How many times have you heard something along the lines of "you can be anything you want to be"? Those knowledgeable grown-ups told you time and again that you're special and you are that ONE agent of change in this oh so wrong world that is going to do wonders for yourself and the state of humanity. Your teachers, your friends, your family all gave you the courage to dream big, and dream big you did – a little TOO big. You thought you could follow your passion and maybe do a little something for the world too, but what they meant was "earn money", and for that there is a lot of opportunity in India.
You could, of course, do a couple of degrees, join the ever expanding Indian workforce in the industries our country deems fit to invest in, and Voila! You're home free. And if that's your ambition, then great! India is THE place for you to build a career in (IF you were one of the statistically fortunate individuals to pass out of one of the "right" educational meccas that is). But here's the issue. What if, when everyone told you that you could change the world, you believed it? What if you thought about more than being a replaceable cog in a well-oiled machine? Does India really offer you enough opportunity to do that? To change the world?
A few years ago, India celebrated the wining of a Nobel Prize in chemistry by an individual of Indian origin. This individual was of U.S citizenship, something we easily dismiss in our bout of patriotism. After his BSc he moved to Ohio to pursue his PhD, and consequently to live, because that presented him with more opportunities to be able to live up-to his full potential. It may have been the availability of a more advanced technology, it may have been the supportive environment in which failure is not reprimanded or it may even have been that his passion was supported financially – but the fact remains that he found something that changes human life for the better, even if just a teeny bit. While critics will say that we must all do something to give back to the country, I say that's thinking too small - I want to give back to the world. What if my "dreaming big" meant that my dreams were not confined to the idea of a nation in which I was born?
Now, I'm not saying that everyone who wants to leave this country better only do it if there is a Nobel involved in it. It might just be that your happiness lies elsewhere. What is the point of being in a field of work in which you don't believe, in which you are no longer productive, in which you are not contributing? What then is the motivation to do better, to question status-quo or to achieve excellence?
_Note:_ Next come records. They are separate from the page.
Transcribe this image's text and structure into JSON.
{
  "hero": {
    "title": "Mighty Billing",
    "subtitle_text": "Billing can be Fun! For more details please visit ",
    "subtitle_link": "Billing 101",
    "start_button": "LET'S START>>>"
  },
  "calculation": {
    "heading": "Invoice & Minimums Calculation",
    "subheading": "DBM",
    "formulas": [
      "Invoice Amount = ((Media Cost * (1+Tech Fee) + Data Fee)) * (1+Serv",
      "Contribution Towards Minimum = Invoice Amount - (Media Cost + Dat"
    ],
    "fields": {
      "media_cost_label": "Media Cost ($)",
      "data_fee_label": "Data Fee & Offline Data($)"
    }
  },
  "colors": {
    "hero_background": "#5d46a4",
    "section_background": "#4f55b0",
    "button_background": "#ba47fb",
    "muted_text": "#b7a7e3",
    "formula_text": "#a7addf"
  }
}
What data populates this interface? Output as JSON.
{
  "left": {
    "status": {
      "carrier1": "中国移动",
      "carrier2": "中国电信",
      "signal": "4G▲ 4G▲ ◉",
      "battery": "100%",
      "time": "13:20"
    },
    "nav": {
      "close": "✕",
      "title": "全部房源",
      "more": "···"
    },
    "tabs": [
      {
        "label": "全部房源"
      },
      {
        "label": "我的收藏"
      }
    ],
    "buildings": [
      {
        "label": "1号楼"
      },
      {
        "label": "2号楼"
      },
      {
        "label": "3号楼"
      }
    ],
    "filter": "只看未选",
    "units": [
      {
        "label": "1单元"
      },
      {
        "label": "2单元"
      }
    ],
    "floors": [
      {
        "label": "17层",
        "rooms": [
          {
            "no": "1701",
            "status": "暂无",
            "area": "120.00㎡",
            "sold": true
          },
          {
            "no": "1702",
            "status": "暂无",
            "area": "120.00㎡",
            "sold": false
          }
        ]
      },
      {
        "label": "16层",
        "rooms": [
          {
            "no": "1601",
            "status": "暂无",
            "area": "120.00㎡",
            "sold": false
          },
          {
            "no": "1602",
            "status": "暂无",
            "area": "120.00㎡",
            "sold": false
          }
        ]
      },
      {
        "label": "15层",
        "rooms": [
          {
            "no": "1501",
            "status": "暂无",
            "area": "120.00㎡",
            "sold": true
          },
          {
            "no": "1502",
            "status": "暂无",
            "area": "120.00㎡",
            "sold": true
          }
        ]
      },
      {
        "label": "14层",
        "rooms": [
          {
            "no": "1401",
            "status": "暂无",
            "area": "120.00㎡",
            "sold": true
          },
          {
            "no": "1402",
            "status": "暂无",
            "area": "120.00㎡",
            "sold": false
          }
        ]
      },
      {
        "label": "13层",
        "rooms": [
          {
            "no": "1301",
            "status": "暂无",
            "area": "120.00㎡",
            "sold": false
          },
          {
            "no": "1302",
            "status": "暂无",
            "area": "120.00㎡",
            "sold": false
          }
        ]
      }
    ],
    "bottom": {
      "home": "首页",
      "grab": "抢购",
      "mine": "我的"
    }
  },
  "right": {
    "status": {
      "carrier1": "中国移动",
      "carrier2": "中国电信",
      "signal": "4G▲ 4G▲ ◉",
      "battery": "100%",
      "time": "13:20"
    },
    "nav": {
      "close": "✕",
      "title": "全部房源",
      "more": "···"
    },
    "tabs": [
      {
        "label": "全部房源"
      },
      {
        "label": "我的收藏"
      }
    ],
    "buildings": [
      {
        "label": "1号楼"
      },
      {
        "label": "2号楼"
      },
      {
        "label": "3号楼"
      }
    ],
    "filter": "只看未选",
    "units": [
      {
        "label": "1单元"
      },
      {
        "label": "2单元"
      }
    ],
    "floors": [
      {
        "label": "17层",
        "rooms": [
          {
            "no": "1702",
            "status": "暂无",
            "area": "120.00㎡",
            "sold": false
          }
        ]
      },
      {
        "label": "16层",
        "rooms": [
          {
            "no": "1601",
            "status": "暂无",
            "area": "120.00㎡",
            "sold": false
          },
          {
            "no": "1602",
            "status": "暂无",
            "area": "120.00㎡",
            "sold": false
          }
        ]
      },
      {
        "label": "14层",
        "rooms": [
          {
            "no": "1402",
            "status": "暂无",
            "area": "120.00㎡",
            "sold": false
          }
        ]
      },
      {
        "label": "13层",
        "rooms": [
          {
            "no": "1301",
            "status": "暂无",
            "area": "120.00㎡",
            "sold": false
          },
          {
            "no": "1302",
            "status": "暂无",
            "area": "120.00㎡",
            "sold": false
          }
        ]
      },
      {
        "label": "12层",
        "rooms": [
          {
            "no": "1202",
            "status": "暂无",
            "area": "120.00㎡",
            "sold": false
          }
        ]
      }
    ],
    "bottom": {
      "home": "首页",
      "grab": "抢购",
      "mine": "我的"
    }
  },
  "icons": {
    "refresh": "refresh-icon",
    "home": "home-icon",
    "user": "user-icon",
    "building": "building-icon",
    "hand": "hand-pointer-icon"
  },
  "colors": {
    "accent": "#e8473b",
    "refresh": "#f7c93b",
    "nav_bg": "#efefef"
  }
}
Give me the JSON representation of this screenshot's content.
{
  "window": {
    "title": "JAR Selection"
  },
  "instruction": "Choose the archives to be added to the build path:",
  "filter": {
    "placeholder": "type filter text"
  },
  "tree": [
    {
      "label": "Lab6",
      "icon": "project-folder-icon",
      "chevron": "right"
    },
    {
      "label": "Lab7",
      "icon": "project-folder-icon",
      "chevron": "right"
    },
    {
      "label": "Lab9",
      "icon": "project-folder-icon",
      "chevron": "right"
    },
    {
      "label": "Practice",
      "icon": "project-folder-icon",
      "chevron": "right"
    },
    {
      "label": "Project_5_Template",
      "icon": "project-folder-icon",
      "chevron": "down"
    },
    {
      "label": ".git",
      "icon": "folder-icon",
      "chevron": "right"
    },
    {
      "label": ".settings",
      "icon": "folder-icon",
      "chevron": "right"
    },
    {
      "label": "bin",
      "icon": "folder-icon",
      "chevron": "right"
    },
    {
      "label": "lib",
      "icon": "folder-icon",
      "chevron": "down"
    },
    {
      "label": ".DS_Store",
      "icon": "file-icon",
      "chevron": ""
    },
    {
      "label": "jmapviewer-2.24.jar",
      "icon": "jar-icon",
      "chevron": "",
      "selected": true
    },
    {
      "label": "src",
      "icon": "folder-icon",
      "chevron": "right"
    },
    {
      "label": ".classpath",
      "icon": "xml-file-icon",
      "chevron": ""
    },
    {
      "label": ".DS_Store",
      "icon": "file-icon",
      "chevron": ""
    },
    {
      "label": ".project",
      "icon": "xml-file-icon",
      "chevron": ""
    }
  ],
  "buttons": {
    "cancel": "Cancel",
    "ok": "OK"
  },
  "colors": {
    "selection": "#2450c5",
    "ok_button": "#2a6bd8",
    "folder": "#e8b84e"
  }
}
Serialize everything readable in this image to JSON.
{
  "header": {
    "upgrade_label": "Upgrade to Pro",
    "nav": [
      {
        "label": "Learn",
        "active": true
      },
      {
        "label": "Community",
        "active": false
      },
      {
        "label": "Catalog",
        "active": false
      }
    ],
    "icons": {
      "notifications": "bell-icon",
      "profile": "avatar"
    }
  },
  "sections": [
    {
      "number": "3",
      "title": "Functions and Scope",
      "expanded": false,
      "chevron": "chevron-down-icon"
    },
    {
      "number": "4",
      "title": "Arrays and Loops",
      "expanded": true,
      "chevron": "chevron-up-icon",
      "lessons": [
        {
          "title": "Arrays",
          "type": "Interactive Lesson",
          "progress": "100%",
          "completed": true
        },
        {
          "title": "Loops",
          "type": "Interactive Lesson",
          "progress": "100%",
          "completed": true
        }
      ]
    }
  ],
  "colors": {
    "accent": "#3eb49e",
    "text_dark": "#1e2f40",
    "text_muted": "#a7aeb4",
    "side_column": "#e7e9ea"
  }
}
If the same can be provided in another country, I say pack your bags, and leave. Be happy. Reignite that passion to do better, and contribute a little bit more to your world than the empty gaze directed towards the computer screen for half your very special life.
(Rekha Rane aspires to be a vagabond one day. As of now, she is saving the world one couture denim at a time)